> _The problem_: Extract each line from the entries below that has the string "number" in it.

> _Given data_:
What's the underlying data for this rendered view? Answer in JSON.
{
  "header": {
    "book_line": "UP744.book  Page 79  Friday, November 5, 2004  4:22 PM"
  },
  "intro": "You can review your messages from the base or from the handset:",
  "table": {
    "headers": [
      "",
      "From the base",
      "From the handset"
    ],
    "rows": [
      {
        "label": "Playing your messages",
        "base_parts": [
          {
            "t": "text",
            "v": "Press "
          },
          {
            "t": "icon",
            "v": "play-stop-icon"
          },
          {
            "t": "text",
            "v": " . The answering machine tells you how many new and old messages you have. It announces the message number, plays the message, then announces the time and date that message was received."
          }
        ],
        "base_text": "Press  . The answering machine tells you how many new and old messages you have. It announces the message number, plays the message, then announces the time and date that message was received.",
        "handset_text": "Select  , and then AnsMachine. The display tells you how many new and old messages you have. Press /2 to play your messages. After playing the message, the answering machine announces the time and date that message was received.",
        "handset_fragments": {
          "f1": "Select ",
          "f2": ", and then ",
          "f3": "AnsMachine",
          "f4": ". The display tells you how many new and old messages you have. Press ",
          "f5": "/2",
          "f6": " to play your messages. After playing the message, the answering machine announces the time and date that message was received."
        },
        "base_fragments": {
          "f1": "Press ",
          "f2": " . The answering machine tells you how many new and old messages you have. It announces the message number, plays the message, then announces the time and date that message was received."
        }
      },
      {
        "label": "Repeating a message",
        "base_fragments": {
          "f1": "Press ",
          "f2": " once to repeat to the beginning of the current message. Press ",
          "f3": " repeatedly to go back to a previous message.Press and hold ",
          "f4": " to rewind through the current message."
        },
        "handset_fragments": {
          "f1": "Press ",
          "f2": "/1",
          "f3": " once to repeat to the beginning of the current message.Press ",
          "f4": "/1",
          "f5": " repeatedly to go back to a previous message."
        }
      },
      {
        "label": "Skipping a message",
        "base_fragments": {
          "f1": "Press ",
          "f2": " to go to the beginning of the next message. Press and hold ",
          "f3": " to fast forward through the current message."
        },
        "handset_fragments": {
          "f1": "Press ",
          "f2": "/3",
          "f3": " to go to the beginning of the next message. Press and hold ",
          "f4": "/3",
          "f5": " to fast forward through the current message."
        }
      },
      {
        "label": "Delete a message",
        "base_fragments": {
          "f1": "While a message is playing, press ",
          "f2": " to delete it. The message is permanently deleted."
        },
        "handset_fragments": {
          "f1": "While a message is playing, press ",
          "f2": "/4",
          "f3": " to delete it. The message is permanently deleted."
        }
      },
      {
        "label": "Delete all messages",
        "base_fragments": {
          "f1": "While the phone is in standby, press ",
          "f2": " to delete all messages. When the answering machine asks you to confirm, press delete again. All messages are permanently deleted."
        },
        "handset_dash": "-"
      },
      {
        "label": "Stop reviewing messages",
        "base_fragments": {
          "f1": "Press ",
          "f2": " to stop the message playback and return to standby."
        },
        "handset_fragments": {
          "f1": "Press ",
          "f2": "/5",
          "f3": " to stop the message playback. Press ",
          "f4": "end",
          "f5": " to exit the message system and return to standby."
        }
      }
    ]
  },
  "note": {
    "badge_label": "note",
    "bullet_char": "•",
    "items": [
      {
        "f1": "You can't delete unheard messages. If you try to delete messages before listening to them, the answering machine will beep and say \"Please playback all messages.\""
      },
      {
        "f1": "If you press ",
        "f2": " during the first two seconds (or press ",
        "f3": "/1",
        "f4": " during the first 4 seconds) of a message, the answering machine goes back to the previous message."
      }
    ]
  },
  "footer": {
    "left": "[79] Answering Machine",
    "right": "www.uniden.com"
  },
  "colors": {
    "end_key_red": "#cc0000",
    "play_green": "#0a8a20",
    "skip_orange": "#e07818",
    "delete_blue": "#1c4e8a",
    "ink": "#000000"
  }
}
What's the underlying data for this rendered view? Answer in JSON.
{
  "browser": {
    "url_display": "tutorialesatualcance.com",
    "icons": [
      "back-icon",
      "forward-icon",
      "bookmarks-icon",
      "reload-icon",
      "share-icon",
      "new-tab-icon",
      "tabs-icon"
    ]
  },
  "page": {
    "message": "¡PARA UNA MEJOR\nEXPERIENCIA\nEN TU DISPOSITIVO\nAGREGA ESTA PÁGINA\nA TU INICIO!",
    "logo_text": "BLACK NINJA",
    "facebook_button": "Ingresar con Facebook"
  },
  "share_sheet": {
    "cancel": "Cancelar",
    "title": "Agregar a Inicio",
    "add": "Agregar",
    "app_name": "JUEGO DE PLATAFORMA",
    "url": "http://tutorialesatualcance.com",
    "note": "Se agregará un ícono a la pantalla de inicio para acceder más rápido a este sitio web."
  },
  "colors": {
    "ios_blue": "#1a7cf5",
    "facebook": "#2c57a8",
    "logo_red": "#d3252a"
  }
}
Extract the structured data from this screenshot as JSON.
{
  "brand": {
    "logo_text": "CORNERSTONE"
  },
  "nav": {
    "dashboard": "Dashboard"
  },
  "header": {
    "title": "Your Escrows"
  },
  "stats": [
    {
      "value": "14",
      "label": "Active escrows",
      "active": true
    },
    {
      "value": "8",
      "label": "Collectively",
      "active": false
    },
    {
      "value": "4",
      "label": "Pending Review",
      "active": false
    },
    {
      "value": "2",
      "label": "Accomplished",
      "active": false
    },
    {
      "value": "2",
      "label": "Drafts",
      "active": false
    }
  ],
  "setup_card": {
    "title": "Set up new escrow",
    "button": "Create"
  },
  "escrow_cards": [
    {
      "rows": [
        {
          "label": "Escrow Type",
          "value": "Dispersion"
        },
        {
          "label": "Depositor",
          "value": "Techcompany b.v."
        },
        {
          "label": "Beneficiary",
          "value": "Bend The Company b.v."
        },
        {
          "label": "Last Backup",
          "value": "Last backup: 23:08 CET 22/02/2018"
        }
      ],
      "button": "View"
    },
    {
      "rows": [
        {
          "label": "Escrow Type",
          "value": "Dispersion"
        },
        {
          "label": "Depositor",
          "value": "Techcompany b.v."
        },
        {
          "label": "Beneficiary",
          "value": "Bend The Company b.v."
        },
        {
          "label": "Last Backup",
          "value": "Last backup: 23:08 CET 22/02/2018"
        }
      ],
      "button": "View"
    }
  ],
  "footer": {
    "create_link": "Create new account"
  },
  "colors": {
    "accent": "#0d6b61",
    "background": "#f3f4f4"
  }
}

> _Exercise solution_:
            "v": " . The answering machine tells you how many new and old messages you have. It announces the message number, plays the message, then announces the time and date that message was received."
        "base_text": "Press  . The answering machine tells you how many new and old messages you have. It announces the message number, plays the message, then announces the time and date that message was received.",
          "f2": " . The answering machine tells you how many new and old messages you have. It announces the message number, plays the message, then announces the time and date that message was received."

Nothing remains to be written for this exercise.